# AIM OF THE EXERCISE:
The listing needs restating word for word.

# INPUT DATA:
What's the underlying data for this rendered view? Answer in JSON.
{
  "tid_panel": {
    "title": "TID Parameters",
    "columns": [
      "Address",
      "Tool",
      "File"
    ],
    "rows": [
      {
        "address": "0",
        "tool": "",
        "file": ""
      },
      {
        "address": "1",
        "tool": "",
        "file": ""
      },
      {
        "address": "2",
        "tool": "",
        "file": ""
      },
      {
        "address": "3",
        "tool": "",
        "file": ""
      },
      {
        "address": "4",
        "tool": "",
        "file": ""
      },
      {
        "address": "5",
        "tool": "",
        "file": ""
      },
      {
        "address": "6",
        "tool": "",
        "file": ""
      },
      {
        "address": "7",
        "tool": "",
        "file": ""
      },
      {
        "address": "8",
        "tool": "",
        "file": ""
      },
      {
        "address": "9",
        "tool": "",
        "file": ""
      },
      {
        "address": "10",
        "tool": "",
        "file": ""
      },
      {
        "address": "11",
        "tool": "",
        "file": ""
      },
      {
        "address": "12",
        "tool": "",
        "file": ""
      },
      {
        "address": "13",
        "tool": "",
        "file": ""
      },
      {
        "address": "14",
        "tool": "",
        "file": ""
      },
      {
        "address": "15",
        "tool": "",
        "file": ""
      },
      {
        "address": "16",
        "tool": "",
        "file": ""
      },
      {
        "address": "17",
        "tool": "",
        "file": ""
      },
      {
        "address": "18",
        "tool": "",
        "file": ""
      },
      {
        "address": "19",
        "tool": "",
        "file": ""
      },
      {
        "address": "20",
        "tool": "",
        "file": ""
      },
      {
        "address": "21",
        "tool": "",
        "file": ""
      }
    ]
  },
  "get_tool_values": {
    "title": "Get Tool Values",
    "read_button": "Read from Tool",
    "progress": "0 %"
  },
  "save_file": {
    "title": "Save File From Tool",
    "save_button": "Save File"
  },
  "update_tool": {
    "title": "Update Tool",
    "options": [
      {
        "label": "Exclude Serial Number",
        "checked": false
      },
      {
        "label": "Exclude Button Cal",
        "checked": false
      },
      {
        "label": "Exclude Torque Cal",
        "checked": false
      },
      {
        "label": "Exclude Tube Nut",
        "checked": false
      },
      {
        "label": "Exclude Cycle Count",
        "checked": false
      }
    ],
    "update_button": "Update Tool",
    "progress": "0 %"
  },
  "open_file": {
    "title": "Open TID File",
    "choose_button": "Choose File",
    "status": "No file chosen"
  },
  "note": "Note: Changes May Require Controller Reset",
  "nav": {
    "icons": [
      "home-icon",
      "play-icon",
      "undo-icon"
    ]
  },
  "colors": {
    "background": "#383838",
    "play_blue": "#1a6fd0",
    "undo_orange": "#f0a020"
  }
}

# TASK RESPONSE:
What's the underlying data for this rendered view? Answer in JSON.
{
  "tid_panel": {
    "title": "TID Parameters",
    "columns": [
      "Address",
      "Tool",
      "File"
    ],
    "rows": [
      {
        "address": "0",
        "tool": "",
        "file": ""
      },
      {
        "address": "1",
        "tool": "",
        "file": ""
      },
      {
        "address": "2",
        "tool": "",
        "file": ""
      },
      {
        "address": "3",
        "tool": "",
        "file": ""
      },
      {
        "address": "4",
        "tool": "",
        "file": ""
      },
      {
        "address": "5",
        "tool": "",
        "file": ""
      },
      {
        "address": "6",
        "tool": "",
        "file": ""
      },
      {
        "address": "7",
        "tool": "",
        "file": ""
      },
      {
        "address": "8",
        "tool": "",
        "file": ""
      },
      {
        "address": "9",
        "tool": "",
        "file": ""
      },
      {
        "address": "10",
        "tool": "",
        "file": ""
      },
      {
        "address": "11",
        "tool": "",
        "file": ""
      },
      {
        "address": "12",
        "tool": "",
        "file": ""
      },
      {
        "address": "13",
        "tool": "",
        "file": ""
      },
      {
        "address": "14",
        "tool": "",
        "file": ""
      },
      {
        "address": "15",
        "tool": "",
        "file": ""
      },
      {
        "address": "16",
        "tool": "",
        "file": ""
      },
      {
        "address": "17",
        "tool": "",
        "file": ""
      },
      {
        "address": "18",
        "tool": "",
        "file": ""
      },
      {
        "address": "19",
        "tool": "",
        "file": ""
      },
      {
        "address": "20",
        "tool": "",
        "file": ""
      },
      {
        "address": "21",
        "tool": "",
        "file": ""
      }
    ]
  },
  "get_tool_values": {
    "title": "Get Tool Values",
    "read_button": "Read from Tool",
    "progress": "0 %"
  },
  "save_file": {
    "title": "Save File From Tool",
    "save_button": "Save File"
  },
  "update_tool": {
    "title": "Update Tool",
    "options": [
      {
        "label": "Exclude Serial Number",
        "checked": false
      },
      {
        "label": "Exclude Button Cal",
        "checked": false
      },
      {
        "label": "Exclude Torque Cal",
        "checked": false
      },
      {
        "label": "Exclude Tube Nut",
        "checked": false
      },
      {
        "label": "Exclude Cycle Count",
        "checked": false
      }
    ],
    "update_button": "Update Tool",
    "progress": "0 %"
  },
  "open_file": {
    "title": "Open TID File",
    "choose_button": "Choose File",
    "status": "No file chosen"
  },
  "note": "Note: Changes May Require Controller Reset",
  "nav": {
    "icons": [
      "home-icon",
      "play-icon",
      "undo-icon"
    ]
  },
  "colors": {
    "background": "#383838",
    "play_blue": "#1a6fd0",
    "undo_orange": "#f0a020"
  }
}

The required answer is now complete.